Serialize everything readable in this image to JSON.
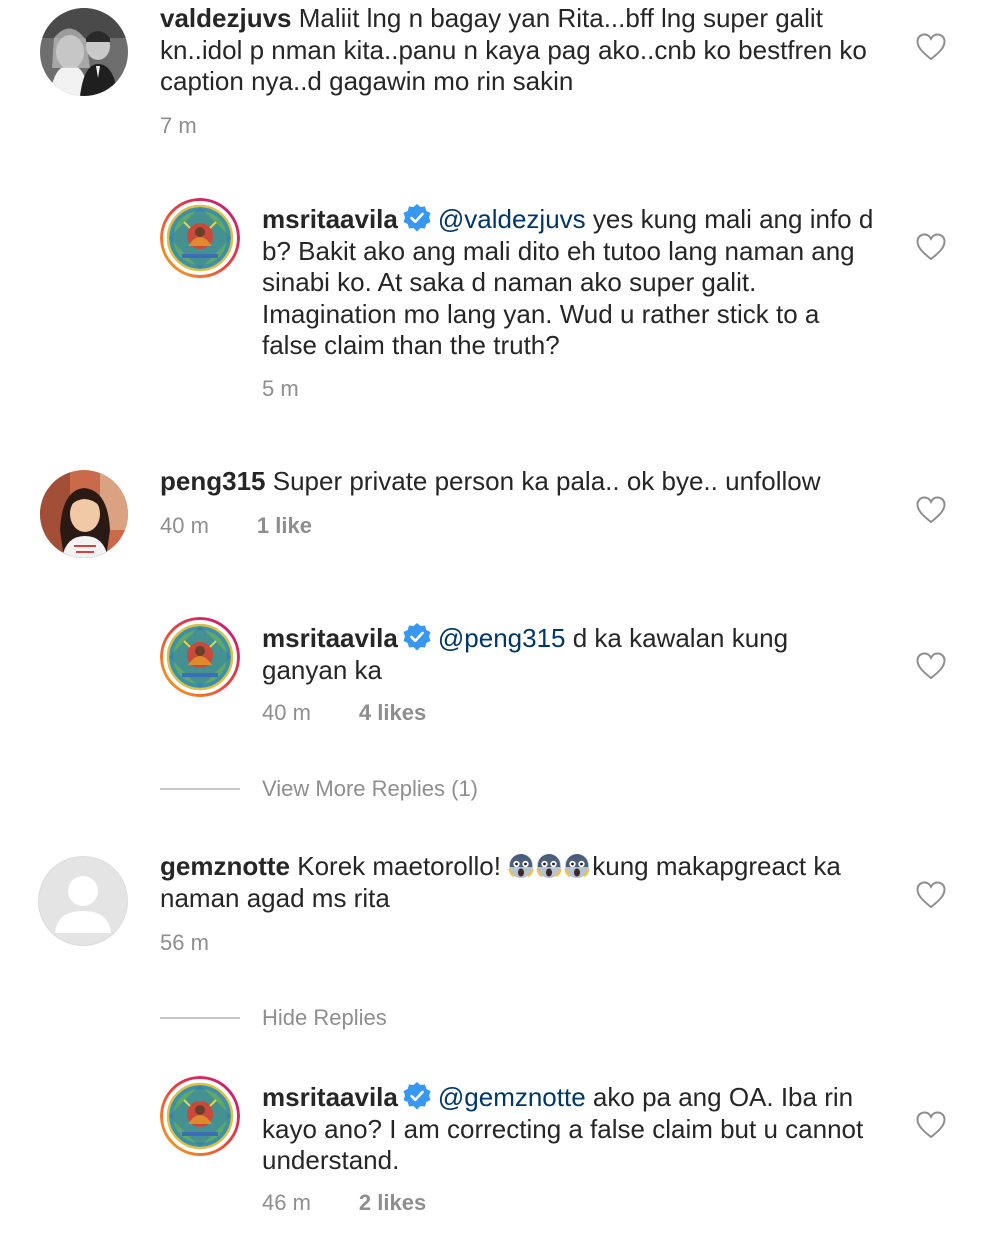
{
  "comments": [
    {
      "username": "valdezjuvs",
      "text": "Maliit lng n bagay yan Rita...bff lng super galit kn..idol p nman kita..panu n kaya pag ako..cnb ko bestfren ko caption nya..d gagawin mo rin sakin",
      "time": "7 m",
      "avatar_icon": "wedding-photo-avatar",
      "reply": {
        "username": "msritaavila",
        "verified_icon": "verified-badge-icon",
        "mention": "@valdezjuvs",
        "text": "yes kung mali ang info d b? Bakit ako ang mali dito eh tutoo lang naman ang sinabi ko. At saka d naman ako super galit. Imagination mo lang yan. Wud u rather stick to a false claim than the truth?",
        "time": "5 m"
      }
    },
    {
      "username": "peng315",
      "text": "Super private person ka pala.. ok bye.. unfollow",
      "time": "40 m",
      "likes": "1 like",
      "avatar_icon": "woman-photo-avatar",
      "reply": {
        "username": "msritaavila",
        "verified_icon": "verified-badge-icon",
        "mention": "@peng315",
        "text": "d ka kawalan kung ganyan ka",
        "time": "40 m",
        "likes": "4 likes"
      },
      "thread_toggle": "View More Replies (1)"
    },
    {
      "username": "gemznotte",
      "text": "Korek maetorollo!",
      "emoji_icon": "screaming-face-emoji",
      "text_after": "kung makapgreact ka naman agad ms rita",
      "time": "56 m",
      "avatar_icon": "default-avatar",
      "thread_toggle": "Hide Replies",
      "reply": {
        "username": "msritaavila",
        "verified_icon": "verified-badge-icon",
        "mention": "@gemznotte",
        "text": "ako pa ang OA. Iba rin kayo ano? I am correcting a false claim but u cannot understand.",
        "time": "46 m",
        "likes": "2 likes"
      }
    }
  ],
  "colors": {
    "text": "#262626",
    "meta": "#8e8e8e",
    "mention": "#00376b",
    "verified": "#3897f0",
    "story_ring_start": "#f9a81a",
    "story_ring_end": "#c4127f"
  }
}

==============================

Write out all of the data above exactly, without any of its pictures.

Serialize everything readable in this image to JSON.
{
  "comments": [
    {
      "username": "valdezjuvs",
      "text": "Maliit lng n bagay yan Rita...bff lng super galit kn..idol p nman kita..panu n kaya pag ako..cnb ko bestfren ko caption nya..d gagawin mo rin sakin",
      "time": "7 m",
      "avatar_icon": "wedding-photo-avatar",
      "reply": {
        "username": "msritaavila",
        "verified_icon": "verified-badge-icon",
        "mention": "@valdezjuvs",
        "text": "yes kung mali ang info d b? Bakit ako ang mali dito eh tutoo lang naman ang sinabi ko. At saka d naman ako super galit. Imagination mo lang yan. Wud u rather stick to a false claim than the truth?",
        "time": "5 m"
      }
    },
    {
      "username": "peng315",
      "text": "Super private person ka pala.. ok bye.. unfollow",
      "time": "40 m",
      "likes": "1 like",
      "avatar_icon": "woman-photo-avatar",
      "reply": {
        "username": "msritaavila",
        "verified_icon": "verified-badge-icon",
        "mention": "@peng315",
        "text": "d ka kawalan kung ganyan ka",
        "time": "40 m",
        "likes": "4 likes"
      },
      "thread_toggle": "View More Replies (1)"
    },
    {
      "username": "gemznotte",
      "text": "Korek maetorollo!",
      "emoji_icon": "screaming-face-emoji",
      "text_after": "kung makapgreact ka naman agad ms rita",
      "time": "56 m",
      "avatar_icon": "default-avatar",
      "thread_toggle": "Hide Replies",
      "reply": {
        "username": "msritaavila",
        "verified_icon": "verified-badge-icon",
        "mention": "@gemznotte",
        "text": "ako pa ang OA. Iba rin kayo ano? I am correcting a false claim but u cannot understand.",
        "time": "46 m",
        "likes": "2 likes"
      }
    }
  ],
  "colors": {
    "text": "#262626",
    "meta": "#8e8e8e",
    "mention": "#00376b",
    "verified": "#3897f0",
    "story_ring_start": "#f9a81a",
    "story_ring_end": "#c4127f"
  }
}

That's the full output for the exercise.